Data to process: Begin

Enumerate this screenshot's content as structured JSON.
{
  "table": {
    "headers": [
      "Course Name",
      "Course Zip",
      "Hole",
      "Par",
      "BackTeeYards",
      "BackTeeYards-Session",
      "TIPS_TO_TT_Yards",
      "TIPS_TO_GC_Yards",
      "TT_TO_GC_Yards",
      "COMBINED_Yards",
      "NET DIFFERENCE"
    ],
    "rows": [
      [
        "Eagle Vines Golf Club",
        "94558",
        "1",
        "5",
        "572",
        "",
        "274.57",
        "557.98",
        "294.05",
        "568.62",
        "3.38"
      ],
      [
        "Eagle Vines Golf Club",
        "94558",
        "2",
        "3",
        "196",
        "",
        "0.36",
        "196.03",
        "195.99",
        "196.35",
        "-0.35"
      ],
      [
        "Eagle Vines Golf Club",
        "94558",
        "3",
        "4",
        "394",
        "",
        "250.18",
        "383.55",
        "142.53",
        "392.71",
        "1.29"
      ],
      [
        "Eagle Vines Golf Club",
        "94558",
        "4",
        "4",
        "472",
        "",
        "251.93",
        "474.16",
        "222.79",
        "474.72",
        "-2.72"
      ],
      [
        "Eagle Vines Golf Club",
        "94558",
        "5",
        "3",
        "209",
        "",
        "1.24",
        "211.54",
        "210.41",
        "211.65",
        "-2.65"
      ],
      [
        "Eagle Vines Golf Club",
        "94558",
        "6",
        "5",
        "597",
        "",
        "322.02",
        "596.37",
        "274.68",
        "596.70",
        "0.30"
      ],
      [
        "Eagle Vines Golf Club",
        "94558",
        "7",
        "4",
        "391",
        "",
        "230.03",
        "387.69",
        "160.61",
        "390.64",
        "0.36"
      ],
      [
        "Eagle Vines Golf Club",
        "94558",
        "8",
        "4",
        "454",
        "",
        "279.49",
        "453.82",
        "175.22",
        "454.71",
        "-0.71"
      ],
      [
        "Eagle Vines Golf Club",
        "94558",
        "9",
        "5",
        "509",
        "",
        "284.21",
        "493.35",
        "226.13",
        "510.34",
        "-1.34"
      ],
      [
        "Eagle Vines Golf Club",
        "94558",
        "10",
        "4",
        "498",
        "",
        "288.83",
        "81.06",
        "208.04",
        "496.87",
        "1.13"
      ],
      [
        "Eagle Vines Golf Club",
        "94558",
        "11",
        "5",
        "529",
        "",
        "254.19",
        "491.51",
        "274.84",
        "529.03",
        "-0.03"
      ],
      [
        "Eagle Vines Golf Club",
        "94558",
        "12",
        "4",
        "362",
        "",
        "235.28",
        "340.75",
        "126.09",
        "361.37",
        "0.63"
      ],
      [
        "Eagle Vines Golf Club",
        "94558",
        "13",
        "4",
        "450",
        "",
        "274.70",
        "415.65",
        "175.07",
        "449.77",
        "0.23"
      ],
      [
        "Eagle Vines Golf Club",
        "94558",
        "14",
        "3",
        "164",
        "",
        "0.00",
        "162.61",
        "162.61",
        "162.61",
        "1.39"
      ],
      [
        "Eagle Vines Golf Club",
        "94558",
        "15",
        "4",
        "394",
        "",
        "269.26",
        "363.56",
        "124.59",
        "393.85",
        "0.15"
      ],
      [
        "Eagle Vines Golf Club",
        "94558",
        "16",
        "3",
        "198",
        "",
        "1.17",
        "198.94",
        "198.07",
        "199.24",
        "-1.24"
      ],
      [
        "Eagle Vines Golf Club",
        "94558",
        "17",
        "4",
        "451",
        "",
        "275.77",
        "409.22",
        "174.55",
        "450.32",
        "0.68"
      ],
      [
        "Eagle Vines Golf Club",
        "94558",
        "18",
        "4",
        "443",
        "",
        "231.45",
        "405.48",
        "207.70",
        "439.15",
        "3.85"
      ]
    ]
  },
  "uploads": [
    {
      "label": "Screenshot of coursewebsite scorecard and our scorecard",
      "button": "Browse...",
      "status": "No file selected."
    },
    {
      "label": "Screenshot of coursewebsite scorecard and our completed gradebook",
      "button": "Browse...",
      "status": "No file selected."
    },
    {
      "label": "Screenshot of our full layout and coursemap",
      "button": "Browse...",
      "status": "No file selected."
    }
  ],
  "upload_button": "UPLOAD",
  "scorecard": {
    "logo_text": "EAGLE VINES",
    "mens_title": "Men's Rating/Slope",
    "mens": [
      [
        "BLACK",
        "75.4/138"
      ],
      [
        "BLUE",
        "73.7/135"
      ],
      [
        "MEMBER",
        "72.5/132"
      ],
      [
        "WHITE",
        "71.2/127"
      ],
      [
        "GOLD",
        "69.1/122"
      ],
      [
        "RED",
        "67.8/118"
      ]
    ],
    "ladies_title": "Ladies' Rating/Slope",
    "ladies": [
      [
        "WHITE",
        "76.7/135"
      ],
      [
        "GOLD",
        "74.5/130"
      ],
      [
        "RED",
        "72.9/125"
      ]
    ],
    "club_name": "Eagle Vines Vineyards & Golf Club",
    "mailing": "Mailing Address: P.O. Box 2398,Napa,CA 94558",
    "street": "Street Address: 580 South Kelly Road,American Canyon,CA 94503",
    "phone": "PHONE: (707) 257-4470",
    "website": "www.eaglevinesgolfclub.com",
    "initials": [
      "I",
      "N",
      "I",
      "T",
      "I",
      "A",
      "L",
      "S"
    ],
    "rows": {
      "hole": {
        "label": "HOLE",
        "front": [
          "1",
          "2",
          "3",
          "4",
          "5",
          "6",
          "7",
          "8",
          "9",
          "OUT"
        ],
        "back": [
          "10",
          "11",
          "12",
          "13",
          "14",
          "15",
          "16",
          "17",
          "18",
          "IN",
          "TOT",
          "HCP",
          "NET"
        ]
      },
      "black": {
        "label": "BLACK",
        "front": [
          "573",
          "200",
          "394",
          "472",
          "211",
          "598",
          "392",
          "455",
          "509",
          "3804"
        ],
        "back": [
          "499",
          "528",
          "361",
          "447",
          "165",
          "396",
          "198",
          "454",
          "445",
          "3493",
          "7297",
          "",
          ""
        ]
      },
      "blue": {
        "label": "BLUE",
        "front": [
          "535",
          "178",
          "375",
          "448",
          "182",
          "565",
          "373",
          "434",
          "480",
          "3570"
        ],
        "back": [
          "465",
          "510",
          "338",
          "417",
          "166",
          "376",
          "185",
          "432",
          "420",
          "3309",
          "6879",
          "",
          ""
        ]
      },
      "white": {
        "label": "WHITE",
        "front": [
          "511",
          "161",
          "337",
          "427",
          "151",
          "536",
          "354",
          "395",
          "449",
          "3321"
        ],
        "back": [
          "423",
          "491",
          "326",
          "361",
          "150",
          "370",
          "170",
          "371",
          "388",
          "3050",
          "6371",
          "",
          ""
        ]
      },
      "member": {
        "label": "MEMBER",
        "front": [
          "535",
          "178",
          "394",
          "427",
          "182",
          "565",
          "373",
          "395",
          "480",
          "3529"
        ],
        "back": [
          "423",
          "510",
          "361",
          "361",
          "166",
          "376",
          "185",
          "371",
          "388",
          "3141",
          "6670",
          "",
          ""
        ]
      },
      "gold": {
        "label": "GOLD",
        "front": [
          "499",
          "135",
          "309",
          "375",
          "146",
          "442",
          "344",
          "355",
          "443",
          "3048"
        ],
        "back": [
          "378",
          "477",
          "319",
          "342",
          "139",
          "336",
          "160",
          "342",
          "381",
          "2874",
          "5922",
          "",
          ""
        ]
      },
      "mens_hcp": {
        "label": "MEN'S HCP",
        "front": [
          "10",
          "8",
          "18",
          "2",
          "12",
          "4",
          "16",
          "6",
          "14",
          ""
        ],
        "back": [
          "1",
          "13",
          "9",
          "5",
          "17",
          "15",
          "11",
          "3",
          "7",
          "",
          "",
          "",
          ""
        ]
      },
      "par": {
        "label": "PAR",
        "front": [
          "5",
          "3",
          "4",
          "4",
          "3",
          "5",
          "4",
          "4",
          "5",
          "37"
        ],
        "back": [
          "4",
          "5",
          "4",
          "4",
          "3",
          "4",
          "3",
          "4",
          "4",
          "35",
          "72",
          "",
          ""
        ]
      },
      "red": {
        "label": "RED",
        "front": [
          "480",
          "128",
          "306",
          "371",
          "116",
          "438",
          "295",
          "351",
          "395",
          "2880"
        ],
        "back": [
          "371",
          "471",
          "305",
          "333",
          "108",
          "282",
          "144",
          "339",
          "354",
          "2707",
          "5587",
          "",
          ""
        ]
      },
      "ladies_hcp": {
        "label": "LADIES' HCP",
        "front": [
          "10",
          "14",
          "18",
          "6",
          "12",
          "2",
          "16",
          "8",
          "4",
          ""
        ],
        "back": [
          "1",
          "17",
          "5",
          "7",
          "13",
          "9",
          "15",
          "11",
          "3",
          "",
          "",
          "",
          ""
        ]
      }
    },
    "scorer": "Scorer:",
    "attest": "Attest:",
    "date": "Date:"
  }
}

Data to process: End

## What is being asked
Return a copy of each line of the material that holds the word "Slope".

## Written answer
    "mens_title": "Men's Rating/Slope",
    "ladies_title": "Ladies' Rating/Slope",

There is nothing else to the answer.